From top left cockwise: fish pie at Polpear cafe, The Lizard. Rick Stein's fish & chips in Falmouth. Fresh fish sign at The Lizard. Traditional English Breakfast of smoked haddock and poached egg at the Camilla House, Penzance. Crab, prawn and smoked salmon risotto, East Looe.

Cornish Pasties

Although there are some earlier mentions of pasties (dating as far back as 1200), the most known history of pasties is that they were designed for the tin miners to eat at work, so that their dirty hands would not touch the food. The delicious beef, onion, potato and swede filling and main pastry casing would be eaten and the hard crimped pastry crust would be discarded. The traditional Cornish pasty even has Protected Geographical Indication in Europe, so that you cannot label it Cornish if it hasn’t been made there. These days you can get all sorts of fillings, I had a chicken and vegetable pasty in Falmouth, but there are also vegetarian, wholemeal, and cheese ones. As a tourist in Cornwall, the pasty is pretty exciting! I passed many pasty shops in every town, even the small villages seem to cater for the pasty craving visitor!

A selection of pasties from all around Cornwall

Clotted Cream

Clotted cream is made from the fat from full fat milk, boiled off and then cooled.
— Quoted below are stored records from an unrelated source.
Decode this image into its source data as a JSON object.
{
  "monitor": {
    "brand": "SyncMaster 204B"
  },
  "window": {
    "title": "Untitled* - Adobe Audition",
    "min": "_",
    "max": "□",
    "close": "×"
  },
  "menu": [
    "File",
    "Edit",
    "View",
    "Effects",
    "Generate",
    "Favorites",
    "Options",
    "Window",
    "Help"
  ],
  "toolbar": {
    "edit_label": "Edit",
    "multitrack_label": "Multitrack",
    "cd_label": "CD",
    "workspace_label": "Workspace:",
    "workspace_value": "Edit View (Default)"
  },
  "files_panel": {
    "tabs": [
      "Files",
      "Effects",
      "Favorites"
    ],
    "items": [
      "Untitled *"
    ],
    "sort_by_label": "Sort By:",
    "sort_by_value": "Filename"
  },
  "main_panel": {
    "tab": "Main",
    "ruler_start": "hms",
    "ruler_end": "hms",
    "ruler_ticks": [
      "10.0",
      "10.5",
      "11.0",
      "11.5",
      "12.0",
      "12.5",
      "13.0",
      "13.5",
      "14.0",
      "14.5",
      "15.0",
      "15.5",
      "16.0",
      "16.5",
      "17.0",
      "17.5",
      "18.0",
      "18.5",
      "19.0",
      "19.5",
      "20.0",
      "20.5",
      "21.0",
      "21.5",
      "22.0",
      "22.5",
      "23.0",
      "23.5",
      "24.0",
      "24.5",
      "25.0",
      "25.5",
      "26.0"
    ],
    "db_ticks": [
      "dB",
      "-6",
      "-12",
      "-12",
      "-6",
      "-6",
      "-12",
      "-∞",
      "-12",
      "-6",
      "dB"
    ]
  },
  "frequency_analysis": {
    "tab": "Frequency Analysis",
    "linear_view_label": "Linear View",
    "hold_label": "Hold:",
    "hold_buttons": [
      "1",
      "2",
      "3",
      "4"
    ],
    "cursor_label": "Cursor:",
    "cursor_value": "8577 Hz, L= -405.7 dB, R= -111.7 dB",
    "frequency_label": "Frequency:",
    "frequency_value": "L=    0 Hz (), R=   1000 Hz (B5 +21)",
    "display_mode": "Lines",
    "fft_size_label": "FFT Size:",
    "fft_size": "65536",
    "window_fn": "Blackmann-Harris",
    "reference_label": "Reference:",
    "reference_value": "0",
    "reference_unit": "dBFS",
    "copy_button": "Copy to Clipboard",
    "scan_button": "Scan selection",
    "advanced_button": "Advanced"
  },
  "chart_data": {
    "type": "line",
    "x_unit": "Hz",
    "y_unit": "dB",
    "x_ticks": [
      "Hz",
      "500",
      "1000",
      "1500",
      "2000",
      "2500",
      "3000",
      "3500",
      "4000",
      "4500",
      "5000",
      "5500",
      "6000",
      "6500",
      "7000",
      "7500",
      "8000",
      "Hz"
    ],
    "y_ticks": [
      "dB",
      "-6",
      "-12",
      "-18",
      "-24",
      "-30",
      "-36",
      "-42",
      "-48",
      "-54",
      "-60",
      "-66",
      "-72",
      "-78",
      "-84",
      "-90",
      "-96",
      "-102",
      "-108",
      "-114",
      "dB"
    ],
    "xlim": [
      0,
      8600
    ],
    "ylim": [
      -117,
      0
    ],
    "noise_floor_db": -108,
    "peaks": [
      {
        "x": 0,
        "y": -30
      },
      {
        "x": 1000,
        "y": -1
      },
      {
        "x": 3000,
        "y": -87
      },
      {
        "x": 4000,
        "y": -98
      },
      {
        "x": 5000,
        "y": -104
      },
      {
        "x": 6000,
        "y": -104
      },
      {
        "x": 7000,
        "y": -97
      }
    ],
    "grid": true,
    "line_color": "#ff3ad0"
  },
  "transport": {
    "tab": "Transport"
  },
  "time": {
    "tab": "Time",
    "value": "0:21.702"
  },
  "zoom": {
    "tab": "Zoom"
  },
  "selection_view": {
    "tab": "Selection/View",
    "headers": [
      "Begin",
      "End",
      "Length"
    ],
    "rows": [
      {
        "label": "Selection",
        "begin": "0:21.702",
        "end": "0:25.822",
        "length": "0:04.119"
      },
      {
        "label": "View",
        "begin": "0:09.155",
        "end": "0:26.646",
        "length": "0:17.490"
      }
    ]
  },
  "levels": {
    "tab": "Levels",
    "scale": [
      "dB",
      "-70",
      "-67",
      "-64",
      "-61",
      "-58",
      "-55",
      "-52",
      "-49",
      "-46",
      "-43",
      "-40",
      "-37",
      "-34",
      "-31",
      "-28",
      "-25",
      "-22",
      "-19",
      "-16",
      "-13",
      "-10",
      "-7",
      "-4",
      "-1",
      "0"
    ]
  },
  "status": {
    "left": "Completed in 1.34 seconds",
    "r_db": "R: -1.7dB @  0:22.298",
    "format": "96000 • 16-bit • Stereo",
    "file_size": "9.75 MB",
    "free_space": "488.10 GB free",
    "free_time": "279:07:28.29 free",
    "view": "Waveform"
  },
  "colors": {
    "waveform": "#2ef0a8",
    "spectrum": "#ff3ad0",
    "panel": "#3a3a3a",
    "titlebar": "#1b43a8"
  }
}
For my non British friends – it is a delicious, thick, sweet cream which is traditionally eaten on a scone as part of a cream tea, with jam and tea. If you haven’t tried this yet, it really is the most scrumptious English treat in existence! There’s plenty of recipes online if you want to try and make it yourself.

In Devon, they spread the clotted cream first and then the jam, however in Cornwall they do it the other way around! I have to agree with the Cornish way!

Selection of cream tea from all around Cornwall

Other

And here’s a few extras I just couldn’t resist posting, plus a few pictures of the beautiful Cornish scenery.

Left: Summer fruit brioche pudding with Cornish ginger ale custard. Right: Beetroot and pear bruschetta with feta and pine nut salad. Both at the Old Sail Loft, East Looe

From top left clockwise: The Lizard, the Lizard cliffs, East Looe at night, St Michael's Mount, East Looe at sunset, The Lizard blackberry bushes, The Lizard cliffs, East Looe boats.

Cookies and Cream Fudge Brownies


Mmm what’s better than a delicious chocolate brownie warm from the oven and a glass of milk?

As it’s the last day of chocolate week, here’s my contribution! This is a yummy brownie I made recently with Oreo biscuits, from Lorraine Pascale’s cookbook ‘Baking Made Easy’. I bought this cookbook straight after watching her BBC series last year and I’ve tried many of the recipes. Baking is really the only type of cooking that I do follow recipes and hers are very simple and easy. I’m pretty confident with my cooking normally, I like to experiment with different ingredients and make up new dishes, but I would never do that with baking because it really is a complicated science and I wouldn’t know where to start. I can’t wait to try her new wheat free peanut butter brownie recipe.

This cookies and cream brownie recipe is nice and easy, and I like the use of oreos instead of nuts. However, I really need to invest in an electric whisk to speed things up! I tend to use less sugar than the 165g stated because I don’t like them too sweet. They always turn out delicious! Chewy and soft on the inside and crunchy on the outside. I recommend eating them straight from the oven with a glass of cold milk!

If you have a foolproof brownie recipe I’d love to hear from you! Also, if you recommend any other recipes from this book let me know.